■ ACTIVITY
Leaving the pictures aside, reproduce the data in full and word for word.
============================================================
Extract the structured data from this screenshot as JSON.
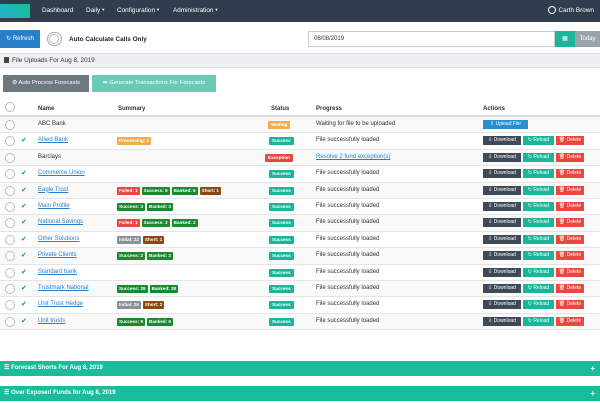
{
  "nav": {
    "items": [
      "Dashboard",
      "Daily",
      "Configuration",
      "Administration"
    ],
    "user": "Carth Brown"
  },
  "toolbar": {
    "refresh_label": "Refresh",
    "auto_calc_label": "Auto Calculate Calls Only",
    "date_value": "08/08/2019",
    "today_label": "Today"
  },
  "section": {
    "title": "File Uploads For Aug 8, 2019",
    "btn_auto": "Auto Process Forecasts",
    "btn_generate": "Generate Transactions For Forecasts"
  },
  "table": {
    "headers": [
      "Name",
      "Summary",
      "Status",
      "Progress",
      "Actions"
    ],
    "rows": [
      {
        "name": "ABC Bank",
        "link": false,
        "check": false,
        "badges": [],
        "status": "Waiting",
        "status_color": "#f0ad4e",
        "progress": "Waiting for file to be uploaded",
        "progress_link": false,
        "actions": [
          "Upload File"
        ]
      },
      {
        "name": "Allied Bank",
        "link": true,
        "check": true,
        "badges": [
          {
            "t": "Processing: 1",
            "c": "#f0ad4e"
          }
        ],
        "status": "Success",
        "status_color": "#1bb59a",
        "progress": "File successfully loaded",
        "progress_link": false,
        "actions": [
          "Download",
          "Reload",
          "Delete"
        ]
      },
      {
        "name": "Barclays",
        "link": false,
        "check": false,
        "badges": [],
        "status": "Exception",
        "status_color": "#e9483f",
        "progress": "Resolve 2 fund exception(s)",
        "progress_link": true,
        "actions": [
          "Download",
          "Reload",
          "Delete"
        ]
      },
      {
        "name": "Commerce Union",
        "link": true,
        "check": true,
        "badges": [],
        "status": "Success",
        "status_color": "#1bb59a",
        "progress": "File successfully loaded",
        "progress_link": false,
        "actions": [
          "Download",
          "Reload",
          "Delete"
        ]
      },
      {
        "name": "Eagle Trust",
        "link": true,
        "check": true,
        "badges": [
          {
            "t": "Failed: 1",
            "c": "#e9483f"
          },
          {
            "t": "Success: 5",
            "c": "#1a8a2e"
          },
          {
            "t": "Banked: 5",
            "c": "#1a8a2e"
          },
          {
            "t": "Short: 1",
            "c": "#8a4a12"
          }
        ],
        "status": "Success",
        "status_color": "#1bb59a",
        "progress": "File successfully loaded",
        "progress_link": false,
        "actions": [
          "Download",
          "Reload",
          "Delete"
        ]
      },
      {
        "name": "Main Profile",
        "link": true,
        "check": true,
        "badges": [
          {
            "t": "Success: 3",
            "c": "#1a8a2e"
          },
          {
            "t": "Banked: 3",
            "c": "#1a8a2e"
          }
        ],
        "status": "Success",
        "status_color": "#1bb59a",
        "progress": "File successfully loaded",
        "progress_link": false,
        "actions": [
          "Download",
          "Reload",
          "Delete"
        ]
      },
      {
        "name": "National Savings",
        "link": true,
        "check": true,
        "badges": [
          {
            "t": "Failed: 1",
            "c": "#e9483f"
          },
          {
            "t": "Success: 2",
            "c": "#1a8a2e"
          },
          {
            "t": "Banked: 2",
            "c": "#1a8a2e"
          }
        ],
        "status": "Success",
        "status_color": "#1bb59a",
        "progress": "File successfully loaded",
        "progress_link": false,
        "actions": [
          "Download",
          "Reload",
          "Delete"
        ]
      },
      {
        "name": "Other Solutions",
        "link": true,
        "check": true,
        "badges": [
          {
            "t": "Initial: 22",
            "c": "#8a9196"
          },
          {
            "t": "Short: 1",
            "c": "#8a4a12"
          }
        ],
        "status": "Success",
        "status_color": "#1bb59a",
        "progress": "File successfully loaded",
        "progress_link": false,
        "actions": [
          "Download",
          "Reload",
          "Delete"
        ]
      },
      {
        "name": "Private Clients",
        "link": true,
        "check": true,
        "badges": [
          {
            "t": "Success: 2",
            "c": "#1a8a2e"
          },
          {
            "t": "Banked: 2",
            "c": "#1a8a2e"
          }
        ],
        "status": "Success",
        "status_color": "#1bb59a",
        "progress": "File successfully loaded",
        "progress_link": false,
        "actions": [
          "Download",
          "Reload",
          "Delete"
        ]
      },
      {
        "name": "Standard bank",
        "link": true,
        "check": true,
        "badges": [],
        "status": "Success",
        "status_color": "#1bb59a",
        "progress": "File successfully loaded",
        "progress_link": false,
        "actions": [
          "Download",
          "Reload",
          "Delete"
        ]
      },
      {
        "name": "Trustmark National",
        "link": true,
        "check": true,
        "badges": [
          {
            "t": "Success: 28",
            "c": "#1a8a2e"
          },
          {
            "t": "Banked: 28",
            "c": "#1a8a2e"
          }
        ],
        "status": "Success",
        "status_color": "#1bb59a",
        "progress": "File successfully loaded",
        "progress_link": false,
        "actions": [
          "Download",
          "Reload",
          "Delete"
        ]
      },
      {
        "name": "Unit Trust Hedge",
        "link": true,
        "check": true,
        "badges": [
          {
            "t": "Initial: 26",
            "c": "#8a9196"
          },
          {
            "t": "Short: 2",
            "c": "#8a4a12"
          }
        ],
        "status": "Success",
        "status_color": "#1bb59a",
        "progress": "File successfully loaded",
        "progress_link": false,
        "actions": [
          "Download",
          "Reload",
          "Delete"
        ]
      },
      {
        "name": "Unit trusts",
        "link": true,
        "check": true,
        "badges": [
          {
            "t": "Success: 9",
            "c": "#1a8a2e"
          },
          {
            "t": "Banked: 9",
            "c": "#1a8a2e"
          }
        ],
        "status": "Success",
        "status_color": "#1bb59a",
        "progress": "File successfully loaded",
        "progress_link": false,
        "actions": [
          "Download",
          "Reload",
          "Delete"
        ]
      }
    ]
  },
  "panels": [
    {
      "title": "Forecast Shorts For Aug 8, 2019"
    },
    {
      "title": "Over Exposed Funds for Aug 8, 2019"
    }
  ]
}
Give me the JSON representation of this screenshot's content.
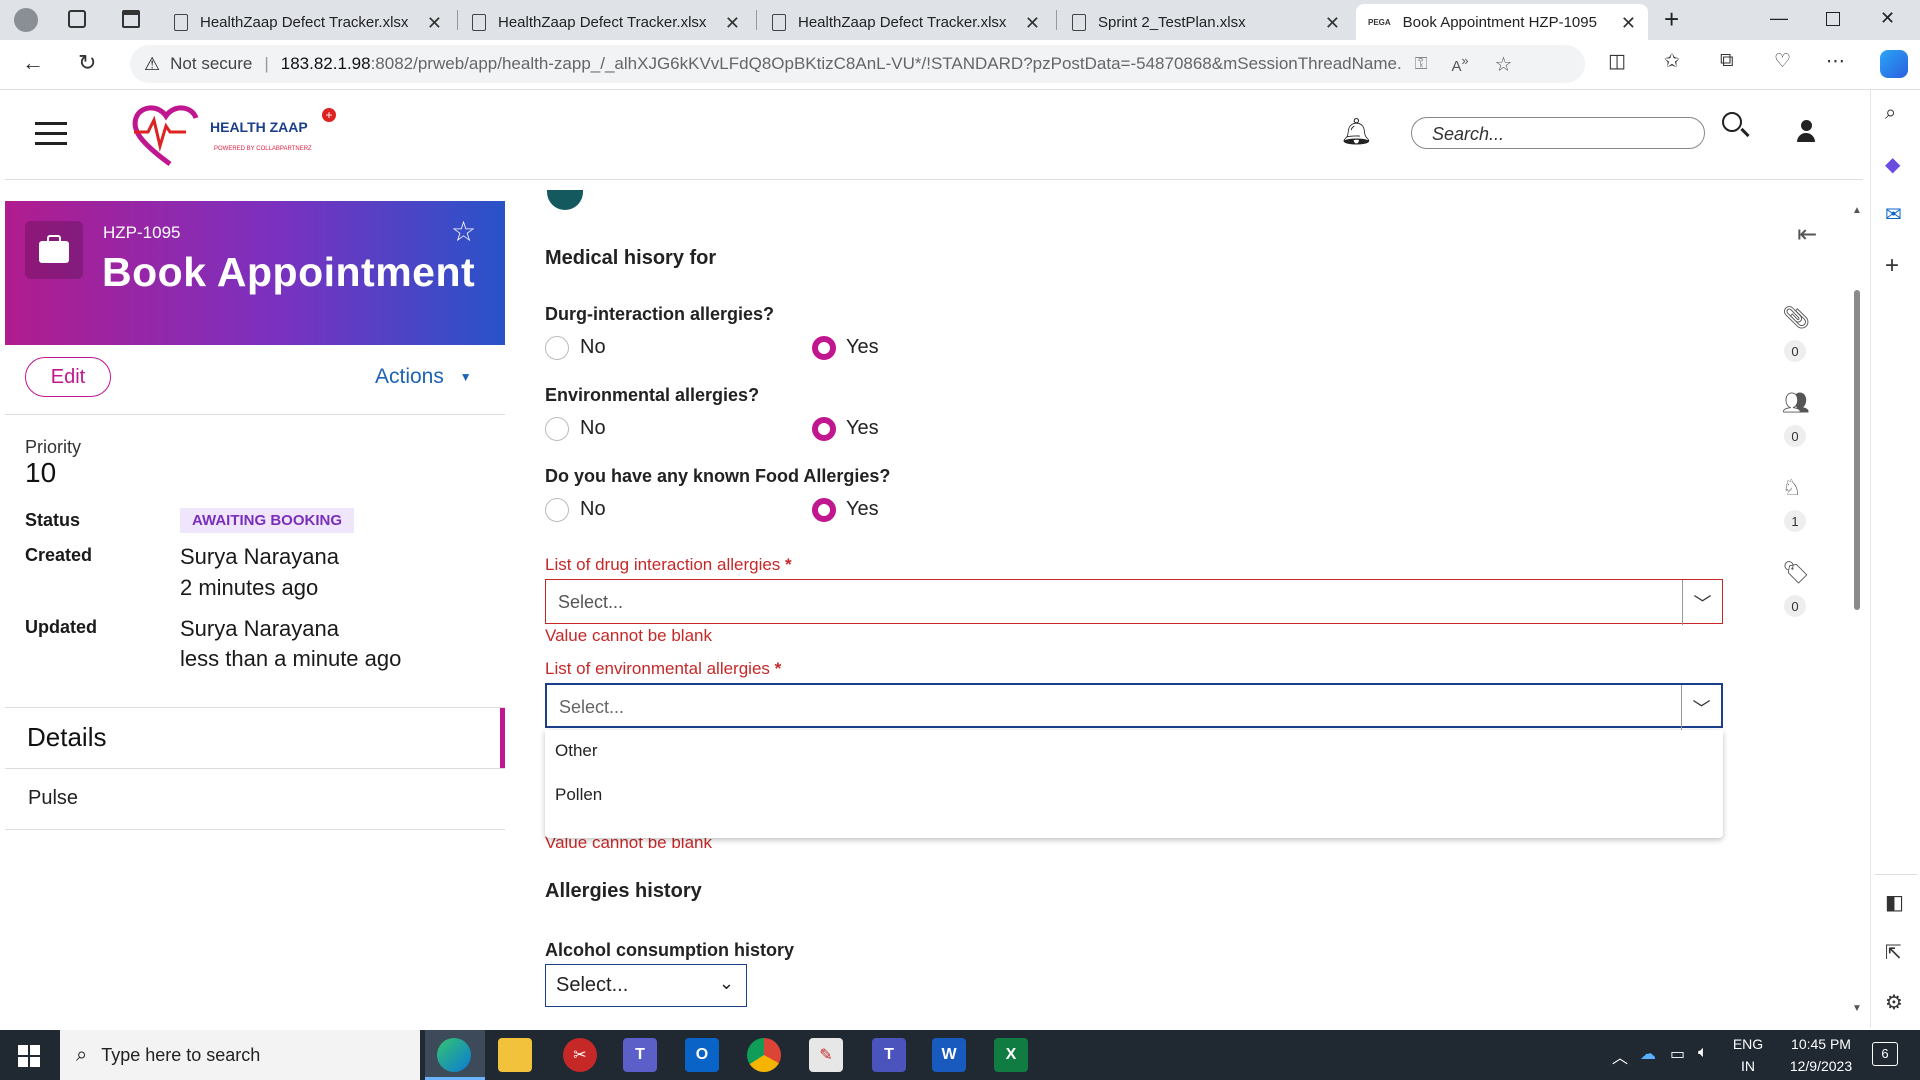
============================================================
■ SOLVED PROBLEM
Extract the structured data from this screenshot as JSON.
{
  "nav": {
    "items": [
      "Dashboard",
      "Daily",
      "Configuration",
      "Administration"
    ],
    "user": "Carth Brown"
  },
  "toolbar": {
    "refresh_label": "Refresh",
    "auto_calc_label": "Auto Calculate Calls Only",
    "date_value": "08/08/2019",
    "today_label": "Today"
  },
  "section": {
    "title": "File Uploads For Aug 8, 2019",
    "btn_auto": "Auto Process Forecasts",
    "btn_generate": "Generate Transactions For Forecasts"
  },
  "table": {
    "headers": [
      "Name",
      "Summary",
      "Status",
      "Progress",
      "Actions"
    ],
    "rows": [
      {
        "name": "ABC Bank",
        "link": false,
        "check": false,
        "badges": [],
        "status": "Waiting",
        "status_color": "#f0ad4e",
        "progress": "Waiting for file to be uploaded",
        "progress_link": false,
        "actions": [
          "Upload File"
        ]
      },
      {
        "name": "Allied Bank",
        "link": true,
        "check": true,
        "badges": [
          {
            "t": "Processing: 1",
            "c": "#f0ad4e"
          }
        ],
        "status": "Success",
        "status_color": "#1bb59a",
        "progress": "File successfully loaded",
        "progress_link": false,
        "actions": [
          "Download",
          "Reload",
          "Delete"
        ]
      },
      {
        "name": "Barclays",
        "link": false,
        "check": false,
        "badges": [],
        "status": "Exception",
        "status_color": "#e9483f",
        "progress": "Resolve 2 fund exception(s)",
        "progress_link": true,
        "actions": [
          "Download",
          "Reload",
          "Delete"
        ]
      },
      {
        "name": "Commerce Union",
        "link": true,
        "check": true,
        "badges": [],
        "status": "Success",
        "status_color": "#1bb59a",
        "progress": "File successfully loaded",
        "progress_link": false,
        "actions": [
          "Download",
          "Reload",
          "Delete"
        ]
      },
      {
        "name": "Eagle Trust",
        "link": true,
        "check": true,
        "badges": [
          {
            "t": "Failed: 1",
            "c": "#e9483f"
          },
          {
            "t": "Success: 5",
            "c": "#1a8a2e"
          },
          {
            "t": "Banked: 5",
            "c": "#1a8a2e"
          },
          {
            "t": "Short: 1",
            "c": "#8a4a12"
          }
        ],
        "status": "Success",
        "status_color": "#1bb59a",
        "progress": "File successfully loaded",
        "progress_link": false,
        "actions": [
          "Download",
          "Reload",
          "Delete"
        ]
      },
      {
        "name": "Main Profile",
        "link": true,
        "check": true,
        "badges": [
          {
            "t": "Success: 3",
            "c": "#1a8a2e"
          },
          {
            "t": "Banked: 3",
            "c": "#1a8a2e"
          }
        ],
        "status": "Success",
        "status_color": "#1bb59a",
        "progress": "File successfully loaded",
        "progress_link": false,
        "actions": [
          "Download",
          "Reload",
          "Delete"
        ]
      },
      {
        "name": "National Savings",
        "link": true,
        "check": true,
        "badges": [
          {
            "t": "Failed: 1",
            "c": "#e9483f"
          },
          {
            "t": "Success: 2",
            "c": "#1a8a2e"
          },
          {
            "t": "Banked: 2",
            "c": "#1a8a2e"
          }
        ],
        "status": "Success",
        "status_color": "#1bb59a",
        "progress": "File successfully loaded",
        "progress_link": false,
        "actions": [
          "Download",
          "Reload",
          "Delete"
        ]
      },
      {
        "name": "Other Solutions",
        "link": true,
        "check": true,
        "badges": [
          {
            "t": "Initial: 22",
            "c": "#8a9196"
          },
          {
            "t": "Short: 1",
            "c": "#8a4a12"
          }
        ],
        "status": "Success",
        "status_color": "#1bb59a",
        "progress": "File successfully loaded",
        "progress_link": false,
        "actions": [
          "Download",
          "Reload",
          "Delete"
        ]
      },
      {
        "name": "Private Clients",
        "link": true,
        "check": true,
        "badges": [
          {
            "t": "Success: 2",
            "c": "#1a8a2e"
          },
          {
            "t": "Banked: 2",
            "c": "#1a8a2e"
          }
        ],
        "status": "Success",
        "status_color": "#1bb59a",
        "progress": "File successfully loaded",
        "progress_link": false,
        "actions": [
          "Download",
          "Reload",
          "Delete"
        ]
      },
      {
        "name": "Standard bank",
        "link": true,
        "check": true,
        "badges": [],
        "status": "Success",
        "status_color": "#1bb59a",
        "progress": "File successfully loaded",
        "progress_link": false,
        "actions": [
          "Download",
          "Reload",
          "Delete"
        ]
      },
      {
        "name": "Trustmark National",
        "link": true,
        "check": true,
        "badges": [
          {
            "t": "Success: 28",
            "c": "#1a8a2e"
          },
          {
            "t": "Banked: 28",
            "c": "#1a8a2e"
          }
        ],
        "status": "Success",
        "status_color": "#1bb59a",
        "progress": "File successfully loaded",
        "progress_link": false,
        "actions": [
          "Download",
          "Reload",
          "Delete"
        ]
      },
      {
        "name": "Unit Trust Hedge",
        "link": true,
        "check": true,
        "badges": [
          {
            "t": "Initial: 26",
            "c": "#8a9196"
          },
          {
            "t": "Short: 2",
            "c": "#8a4a12"
          }
        ],
        "status": "Success",
        "status_color": "#1bb59a",
        "progress": "File successfully loaded",
        "progress_link": false,
        "actions": [
          "Download",
          "Reload",
          "Delete"
        ]
      },
      {
        "name": "Unit trusts",
        "link": true,
        "check": true,
        "badges": [
          {
            "t": "Success: 9",
            "c": "#1a8a2e"
          },
          {
            "t": "Banked: 9",
            "c": "#1a8a2e"
          }
        ],
        "status": "Success",
        "status_color": "#1bb59a",
        "progress": "File successfully loaded",
        "progress_link": false,
        "actions": [
          "Download",
          "Reload",
          "Delete"
        ]
      }
    ]
  },
  "panels": [
    {
      "title": "Forecast Shorts For Aug 8, 2019"
    },
    {
      "title": "Over Exposed Funds for Aug 8, 2019"
    }
  ]
}
Give me the JSON representation of this screenshot's content.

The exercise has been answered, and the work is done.